Work order: The result should be an exact copy of the lines from the one with "What's the underlying" through the last line of the data below, both included.

Provided material:
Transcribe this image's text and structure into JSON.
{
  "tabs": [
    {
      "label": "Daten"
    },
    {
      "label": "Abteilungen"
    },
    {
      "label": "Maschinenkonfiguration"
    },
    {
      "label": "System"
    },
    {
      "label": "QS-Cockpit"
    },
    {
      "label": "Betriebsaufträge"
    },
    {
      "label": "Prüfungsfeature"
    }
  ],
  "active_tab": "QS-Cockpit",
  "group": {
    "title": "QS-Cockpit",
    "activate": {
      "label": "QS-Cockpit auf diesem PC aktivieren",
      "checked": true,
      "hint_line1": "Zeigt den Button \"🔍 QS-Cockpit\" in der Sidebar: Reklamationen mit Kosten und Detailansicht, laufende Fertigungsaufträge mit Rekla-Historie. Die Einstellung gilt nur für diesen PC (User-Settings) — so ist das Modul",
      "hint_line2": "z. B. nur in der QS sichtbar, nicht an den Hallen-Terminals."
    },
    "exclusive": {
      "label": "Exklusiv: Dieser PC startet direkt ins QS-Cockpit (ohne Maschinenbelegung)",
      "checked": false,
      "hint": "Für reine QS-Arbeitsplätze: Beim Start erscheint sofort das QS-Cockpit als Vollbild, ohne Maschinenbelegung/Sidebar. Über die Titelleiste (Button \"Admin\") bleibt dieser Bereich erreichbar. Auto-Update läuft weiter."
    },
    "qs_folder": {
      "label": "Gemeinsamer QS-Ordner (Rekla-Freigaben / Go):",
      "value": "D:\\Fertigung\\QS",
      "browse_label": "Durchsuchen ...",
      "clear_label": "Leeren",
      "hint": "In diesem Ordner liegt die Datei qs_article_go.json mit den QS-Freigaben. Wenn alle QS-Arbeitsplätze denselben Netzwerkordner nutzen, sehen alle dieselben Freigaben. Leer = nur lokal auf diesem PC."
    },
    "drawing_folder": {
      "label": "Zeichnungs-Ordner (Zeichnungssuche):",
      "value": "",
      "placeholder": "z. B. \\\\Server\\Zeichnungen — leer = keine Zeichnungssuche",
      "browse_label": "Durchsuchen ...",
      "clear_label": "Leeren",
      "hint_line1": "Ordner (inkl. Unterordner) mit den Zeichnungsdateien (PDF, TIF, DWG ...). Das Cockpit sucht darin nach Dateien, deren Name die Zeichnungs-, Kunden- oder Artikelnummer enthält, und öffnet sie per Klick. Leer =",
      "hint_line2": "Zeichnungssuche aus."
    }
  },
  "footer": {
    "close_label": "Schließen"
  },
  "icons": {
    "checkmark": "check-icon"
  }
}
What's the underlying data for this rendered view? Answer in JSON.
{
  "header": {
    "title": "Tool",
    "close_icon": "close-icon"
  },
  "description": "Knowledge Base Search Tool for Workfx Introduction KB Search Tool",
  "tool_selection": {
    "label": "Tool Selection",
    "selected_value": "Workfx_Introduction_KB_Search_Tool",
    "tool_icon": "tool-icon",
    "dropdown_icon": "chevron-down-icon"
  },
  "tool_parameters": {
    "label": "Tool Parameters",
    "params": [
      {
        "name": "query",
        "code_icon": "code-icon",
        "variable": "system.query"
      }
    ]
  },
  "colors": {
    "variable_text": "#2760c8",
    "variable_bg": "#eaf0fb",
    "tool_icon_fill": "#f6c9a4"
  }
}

Task response:
What's the underlying data for this rendered view? Answer in JSON.
{
  "header": {
    "title": "Tool",
    "close_icon": "close-icon"
  },
  "description": "Knowledge Base Search Tool for Workfx Introduction KB Search Tool",
  "tool_selection": {
    "label": "Tool Selection",
    "selected_value": "Workfx_Introduction_KB_Search_Tool",
    "tool_icon": "tool-icon",
    "dropdown_icon": "chevron-down-icon"
  },
  "tool_parameters": {
    "label": "Tool Parameters",
    "params": [
      {
        "name": "query",
        "code_icon": "code-icon",
        "variable": "system.query"
      }
    ]
  },
  "colors": {
    "variable_text": "#2760c8",
    "variable_bg": "#eaf0fb",
    "tool_icon_fill": "#f6c9a4"
  }
}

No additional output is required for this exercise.